"Everybody loved Armen and he loved everybody," former UNLV coach Jerry Tarkanian said through a UNLV spokesman. "I think the world of him. I am just shocked."
A football player and a wrestler throughout much of his high school career in Bethel Park, Pa., Gilliam only began dabbling in basketball during his junior year of high school. He played two seasons in high school and another year at Independence Junior College in Kansas before blossoming into an All-American at UNLV.
Even though he spent his college years in Sin City, Gilliam earned a reputation as UNLV's most straight-laced player of his era. He devoted so much energy into sculpting his chiseled 250-pound body that he neither smoked nor drank, and he'd carry a pull-up bar with him on road trips so he could work out in his hotel room.
Former UNLV big man Leon Symanski describes Gilliam as "a real sweet guy" off the court, but he acknowledges his ex-Rebels teammate lived up to his nickname of "The Hammer" during practices.
"He beat the hell out of me every day," Symanksi said. "You couldn't move him even if you tried. He'd get down in the low post and it was like trying to move a 1,000-pound steel weight. He was that strong."
In 1987, Gilliam parlayed his strength and physicality into a brilliant senior season, scoring 23.8 points per game and leading the Runnin' Rebels to an NCAA record 37 wins and a berth in the Final Four. The Phoenix Suns rewarded Gilliam for his brilliant senior season, making him the No. 2 overall pick in the 1987 draft, ahead of future stars Scottie Pippen (No. 5), Kevin Johnson (No. 7) and Reggie Miller (No. 11).
Gilliam never achieved the level of stardom those three did, but he was a consistently productive player until he retired from the NBA in 2000. He scored more than 12,000 points and grabbed more than 6,000 rebounds in his NBA career.
Upon his retirement, Gilliam still couldn't stay away from the game so he endured an unsuccessful stint coaching Penn State-Altoona before his season in the fledgling ABA.

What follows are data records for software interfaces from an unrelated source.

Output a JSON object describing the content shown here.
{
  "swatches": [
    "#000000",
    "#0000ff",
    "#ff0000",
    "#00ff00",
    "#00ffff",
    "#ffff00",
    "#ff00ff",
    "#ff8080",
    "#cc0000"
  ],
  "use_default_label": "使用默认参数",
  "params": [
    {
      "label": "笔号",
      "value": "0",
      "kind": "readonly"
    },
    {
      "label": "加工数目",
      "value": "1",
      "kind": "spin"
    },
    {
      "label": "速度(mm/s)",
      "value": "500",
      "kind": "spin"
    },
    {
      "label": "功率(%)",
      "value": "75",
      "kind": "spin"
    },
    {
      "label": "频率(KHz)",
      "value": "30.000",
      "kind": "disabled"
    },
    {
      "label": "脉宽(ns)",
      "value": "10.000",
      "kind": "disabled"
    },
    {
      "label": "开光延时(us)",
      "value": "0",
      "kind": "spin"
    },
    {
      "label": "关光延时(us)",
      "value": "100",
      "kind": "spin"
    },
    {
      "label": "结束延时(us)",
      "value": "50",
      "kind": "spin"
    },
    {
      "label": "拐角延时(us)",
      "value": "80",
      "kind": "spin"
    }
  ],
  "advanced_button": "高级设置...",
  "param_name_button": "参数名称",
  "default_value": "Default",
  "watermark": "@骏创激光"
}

Pittsburgh Xplosion general manager Freddie Lewis didn't know Gilliam very well when he became player-coach in 2005, but Lewis quickly became impressed with how Gilliam carried himself. It would have been for an ex-NBA veteran to act as though he were too good for a soon-to-be-defunct team, but Gilliam attended autograph signings and community service events and served as a mentor to the younger players.
"If you were to rate his personality on a scale from 1 to 10, he'd be a 12," Lewis said by phone. "He always wanted to do something to help people."
Late in his life, Gilliam changed the spelling of his first name from Armon to Armen because he was tired of it being mispronounced. Regardless of the spelling, his name will always be synonymous with one of the great eras in UNLV basketball history.
It's difficult for Symanski to cope with losing Gilliam, but he takes some solace in the fact his friend died doing something he cherished.
"If he has to die under tragic circumstances, then, yeah, it's a little more comforting if you want to put it that way," Symanski said. "He was where he loved doing what he loved to do."